▸ Excerpts from a dataset:
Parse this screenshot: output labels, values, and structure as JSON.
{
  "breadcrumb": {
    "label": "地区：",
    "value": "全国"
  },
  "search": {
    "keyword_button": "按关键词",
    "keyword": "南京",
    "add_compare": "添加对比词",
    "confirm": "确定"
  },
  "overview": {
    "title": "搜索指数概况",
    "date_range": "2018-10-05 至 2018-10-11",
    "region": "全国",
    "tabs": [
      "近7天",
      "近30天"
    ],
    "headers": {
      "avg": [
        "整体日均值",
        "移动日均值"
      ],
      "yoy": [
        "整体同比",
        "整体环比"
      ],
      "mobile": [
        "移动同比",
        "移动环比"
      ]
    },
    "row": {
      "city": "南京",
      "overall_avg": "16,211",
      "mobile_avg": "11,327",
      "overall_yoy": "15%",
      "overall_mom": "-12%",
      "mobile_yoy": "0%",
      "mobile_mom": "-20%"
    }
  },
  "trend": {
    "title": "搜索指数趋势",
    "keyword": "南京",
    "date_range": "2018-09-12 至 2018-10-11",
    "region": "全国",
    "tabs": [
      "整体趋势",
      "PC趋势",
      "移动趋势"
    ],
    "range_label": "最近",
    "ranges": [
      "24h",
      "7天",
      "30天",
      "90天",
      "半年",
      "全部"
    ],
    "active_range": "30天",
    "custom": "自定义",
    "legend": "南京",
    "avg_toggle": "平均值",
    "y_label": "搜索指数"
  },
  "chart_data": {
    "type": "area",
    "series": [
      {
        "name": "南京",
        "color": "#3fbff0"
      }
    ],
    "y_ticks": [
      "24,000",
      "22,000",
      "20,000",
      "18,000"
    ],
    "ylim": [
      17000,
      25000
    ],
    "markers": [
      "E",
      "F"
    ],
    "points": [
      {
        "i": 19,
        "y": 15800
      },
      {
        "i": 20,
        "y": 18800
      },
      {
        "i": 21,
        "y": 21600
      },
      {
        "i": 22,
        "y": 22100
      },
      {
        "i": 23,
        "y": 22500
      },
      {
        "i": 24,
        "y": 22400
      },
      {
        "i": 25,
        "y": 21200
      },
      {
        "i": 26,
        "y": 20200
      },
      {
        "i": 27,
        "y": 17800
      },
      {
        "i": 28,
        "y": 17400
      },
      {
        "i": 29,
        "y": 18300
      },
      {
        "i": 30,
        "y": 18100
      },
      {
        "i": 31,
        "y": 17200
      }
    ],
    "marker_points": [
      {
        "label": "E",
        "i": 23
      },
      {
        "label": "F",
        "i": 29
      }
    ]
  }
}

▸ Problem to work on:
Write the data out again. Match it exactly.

▸ Written solution:
Parse this screenshot: output labels, values, and structure as JSON.
{
  "breadcrumb": {
    "label": "地区：",
    "value": "全国"
  },
  "search": {
    "keyword_button": "按关键词",
    "keyword": "南京",
    "add_compare": "添加对比词",
    "confirm": "确定"
  },
  "overview": {
    "title": "搜索指数概况",
    "date_range": "2018-10-05 至 2018-10-11",
    "region": "全国",
    "tabs": [
      "近7天",
      "近30天"
    ],
    "headers": {
      "avg": [
        "整体日均值",
        "移动日均值"
      ],
      "yoy": [
        "整体同比",
        "整体环比"
      ],
      "mobile": [
        "移动同比",
        "移动环比"
      ]
    },
    "row": {
      "city": "南京",
      "overall_avg": "16,211",
      "mobile_avg": "11,327",
      "overall_yoy": "15%",
      "overall_mom": "-12%",
      "mobile_yoy": "0%",
      "mobile_mom": "-20%"
    }
  },
  "trend": {
    "title": "搜索指数趋势",
    "keyword": "南京",
    "date_range": "2018-09-12 至 2018-10-11",
    "region": "全国",
    "tabs": [
      "整体趋势",
      "PC趋势",
      "移动趋势"
    ],
    "range_label": "最近",
    "ranges": [
      "24h",
      "7天",
      "30天",
      "90天",
      "半年",
      "全部"
    ],
    "active_range": "30天",
    "custom": "自定义",
    "legend": "南京",
    "avg_toggle": "平均值",
    "y_label": "搜索指数"
  },
  "chart_data": {
    "type": "area",
    "series": [
      {
        "name": "南京",
        "color": "#3fbff0"
      }
    ],
    "y_ticks": [
      "24,000",
      "22,000",
      "20,000",
      "18,000"
    ],
    "ylim": [
      17000,
      25000
    ],
    "markers": [
      "E",
      "F"
    ],
    "points": [
      {
        "i": 19,
        "y": 15800
      },
      {
        "i": 20,
        "y": 18800
      },
      {
        "i": 21,
        "y": 21600
      },
      {
        "i": 22,
        "y": 22100
      },
      {
        "i": 23,
        "y": 22500
      },
      {
        "i": 24,
        "y": 22400
      },
      {
        "i": 25,
        "y": 21200
      },
      {
        "i": 26,
        "y": 20200
      },
      {
        "i": 27,
        "y": 17800
      },
      {
        "i": 28,
        "y": 17400
      },
      {
        "i": 29,
        "y": 18300
      },
      {
        "i": 30,
        "y": 18100
      },
      {
        "i": 31,
        "y": 17200
      }
    ],
    "marker_points": [
      {
        "label": "E",
        "i": 23
      },
      {
        "label": "F",
        "i": 29
      }
    ]
  }
}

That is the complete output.